The applicant sought to set aside the standard form of order incorporated into the dismissal on 17th November 1997 of his appeal against the making of a section 91(14) order, preventing the identification of a child involved.
Held: It is now the rule that a child involved in proceedings in the Court of Appeal must not be named, and an order to that effect is implied whether or not stated. Any party wishing to name a child may still apply to the court to be allowed to do so. The court explained the advantages of anonymity: ‘A general direction . . exists because it is appreciated that in the court below the hearing is in chambers (in normal circumstances the public will have no access to those proceedings unless they make special arrangements to hear them; in children proceedings the public do not normally have access; the matter is subject to rule 4.16(7) of the Family Proceedings Rules 1991), while in this court the proceedings are in public. It is considered highly desirable that appellate proceedings wherever possible should be in open court, and the judgment which is given should be available to the public and the profession through the normal court reporting procedures. In the great majority of cases, this could have adverse consequences so far as children are concerned. In a case where a child’s parents are in dispute as to how the child should be brought up or cared for, to identify the child might subject that child to stress and anxiety. It is important that the child, who cannot be said to be other than entirely innocent, should not be damaged by the fact that his or her parents are not in a position to agree amicably as to the future care for that child, or because there are some other disputes as to the child’s upbringing. It is therefore accepted by this court that in general the identity of the child should be protected. That is why the order was made in this case.’
Lord Woolf MR, Butler-Sloss and Evans LJJ
Times 09-Dec-1998,  2 FLR 145
England and Wales
Cited – Pelling v Bruce-Williams, Secretary of State for Constitutional Affairs intervening CA 5-Jul-2004

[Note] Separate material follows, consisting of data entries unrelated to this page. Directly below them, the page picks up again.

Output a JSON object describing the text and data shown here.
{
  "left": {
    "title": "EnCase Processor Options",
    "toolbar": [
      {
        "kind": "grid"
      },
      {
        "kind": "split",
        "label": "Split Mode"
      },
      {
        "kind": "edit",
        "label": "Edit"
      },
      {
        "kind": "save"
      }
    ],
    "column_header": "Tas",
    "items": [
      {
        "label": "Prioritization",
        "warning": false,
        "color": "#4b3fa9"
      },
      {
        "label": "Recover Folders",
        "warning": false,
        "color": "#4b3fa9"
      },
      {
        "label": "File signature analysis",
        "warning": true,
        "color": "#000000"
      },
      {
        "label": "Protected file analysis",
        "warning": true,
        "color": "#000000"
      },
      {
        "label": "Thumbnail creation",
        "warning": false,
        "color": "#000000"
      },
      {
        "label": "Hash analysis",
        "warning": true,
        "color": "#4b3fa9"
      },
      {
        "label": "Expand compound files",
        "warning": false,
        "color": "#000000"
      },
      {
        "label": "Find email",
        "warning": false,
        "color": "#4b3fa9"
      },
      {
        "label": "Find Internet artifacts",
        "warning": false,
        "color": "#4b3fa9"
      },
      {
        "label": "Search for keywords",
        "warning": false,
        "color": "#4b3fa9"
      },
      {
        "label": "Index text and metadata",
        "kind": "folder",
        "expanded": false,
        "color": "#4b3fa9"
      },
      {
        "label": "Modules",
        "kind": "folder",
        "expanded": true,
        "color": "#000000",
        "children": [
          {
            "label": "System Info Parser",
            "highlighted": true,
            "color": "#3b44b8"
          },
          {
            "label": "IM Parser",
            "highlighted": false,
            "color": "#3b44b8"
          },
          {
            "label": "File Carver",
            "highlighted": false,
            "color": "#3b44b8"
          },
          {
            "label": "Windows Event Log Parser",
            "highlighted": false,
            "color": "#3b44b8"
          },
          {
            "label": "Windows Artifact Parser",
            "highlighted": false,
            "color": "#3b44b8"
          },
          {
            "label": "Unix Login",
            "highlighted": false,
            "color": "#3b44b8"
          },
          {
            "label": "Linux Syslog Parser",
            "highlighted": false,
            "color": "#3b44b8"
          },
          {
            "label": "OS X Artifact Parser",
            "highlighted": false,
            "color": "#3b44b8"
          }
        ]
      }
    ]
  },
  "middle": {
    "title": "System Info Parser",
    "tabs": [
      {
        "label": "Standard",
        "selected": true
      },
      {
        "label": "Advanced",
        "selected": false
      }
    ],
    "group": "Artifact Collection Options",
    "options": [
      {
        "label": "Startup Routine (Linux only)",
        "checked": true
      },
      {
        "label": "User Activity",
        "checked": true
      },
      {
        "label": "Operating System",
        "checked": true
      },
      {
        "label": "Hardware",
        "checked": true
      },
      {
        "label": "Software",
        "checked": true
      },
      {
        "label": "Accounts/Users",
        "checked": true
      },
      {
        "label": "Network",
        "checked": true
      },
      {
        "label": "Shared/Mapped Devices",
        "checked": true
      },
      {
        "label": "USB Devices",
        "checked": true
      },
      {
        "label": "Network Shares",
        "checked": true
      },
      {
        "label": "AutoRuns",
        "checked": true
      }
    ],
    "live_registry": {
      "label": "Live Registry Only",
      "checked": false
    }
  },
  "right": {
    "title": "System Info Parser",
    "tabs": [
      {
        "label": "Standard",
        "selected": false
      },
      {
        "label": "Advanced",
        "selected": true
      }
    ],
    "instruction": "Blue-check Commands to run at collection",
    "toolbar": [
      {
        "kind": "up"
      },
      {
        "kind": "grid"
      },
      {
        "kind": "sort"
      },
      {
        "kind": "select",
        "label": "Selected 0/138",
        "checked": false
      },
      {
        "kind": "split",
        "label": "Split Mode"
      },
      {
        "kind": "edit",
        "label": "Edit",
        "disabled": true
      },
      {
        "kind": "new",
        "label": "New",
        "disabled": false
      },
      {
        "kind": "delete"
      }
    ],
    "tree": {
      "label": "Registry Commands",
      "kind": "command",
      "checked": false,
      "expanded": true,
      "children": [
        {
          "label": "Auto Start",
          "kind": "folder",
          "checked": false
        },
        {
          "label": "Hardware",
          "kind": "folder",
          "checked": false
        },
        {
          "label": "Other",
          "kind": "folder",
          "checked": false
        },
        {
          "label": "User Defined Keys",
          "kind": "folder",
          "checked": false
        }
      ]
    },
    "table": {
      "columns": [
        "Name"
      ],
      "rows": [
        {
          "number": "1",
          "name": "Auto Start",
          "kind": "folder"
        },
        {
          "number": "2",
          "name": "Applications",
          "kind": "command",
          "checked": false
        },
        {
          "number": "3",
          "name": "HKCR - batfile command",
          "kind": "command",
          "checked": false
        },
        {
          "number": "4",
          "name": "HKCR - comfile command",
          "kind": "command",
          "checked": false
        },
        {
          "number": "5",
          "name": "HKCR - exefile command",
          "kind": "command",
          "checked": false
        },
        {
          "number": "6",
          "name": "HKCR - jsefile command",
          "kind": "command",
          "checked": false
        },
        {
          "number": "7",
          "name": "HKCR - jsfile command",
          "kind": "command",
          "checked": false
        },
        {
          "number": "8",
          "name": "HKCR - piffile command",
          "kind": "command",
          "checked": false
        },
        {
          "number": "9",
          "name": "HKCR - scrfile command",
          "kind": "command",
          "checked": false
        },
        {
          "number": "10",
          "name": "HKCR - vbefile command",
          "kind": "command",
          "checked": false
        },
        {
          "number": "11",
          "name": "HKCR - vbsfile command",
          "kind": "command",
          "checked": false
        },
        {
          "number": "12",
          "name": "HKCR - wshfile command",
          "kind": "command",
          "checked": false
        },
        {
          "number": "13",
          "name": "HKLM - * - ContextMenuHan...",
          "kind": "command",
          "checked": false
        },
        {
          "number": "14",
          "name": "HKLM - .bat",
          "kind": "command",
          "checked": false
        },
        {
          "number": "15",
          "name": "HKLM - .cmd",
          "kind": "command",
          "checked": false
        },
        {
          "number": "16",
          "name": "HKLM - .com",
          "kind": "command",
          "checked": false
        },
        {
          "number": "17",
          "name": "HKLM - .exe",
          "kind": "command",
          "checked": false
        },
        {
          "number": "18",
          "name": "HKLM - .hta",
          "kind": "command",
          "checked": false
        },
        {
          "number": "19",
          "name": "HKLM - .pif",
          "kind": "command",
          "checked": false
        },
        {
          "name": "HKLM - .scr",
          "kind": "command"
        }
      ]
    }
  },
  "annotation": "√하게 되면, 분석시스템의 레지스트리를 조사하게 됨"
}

The applicant sought an order that his application for a joint residence order should be held in public.
Held: Though there was some attractiveness in the applicant’s arguments, the issue had been fully canvassed by the ECHR. The time had come . .
Lists of cited by and citing cases may be incomplete.
Updated: 10 May 2022; Ref: scu.82141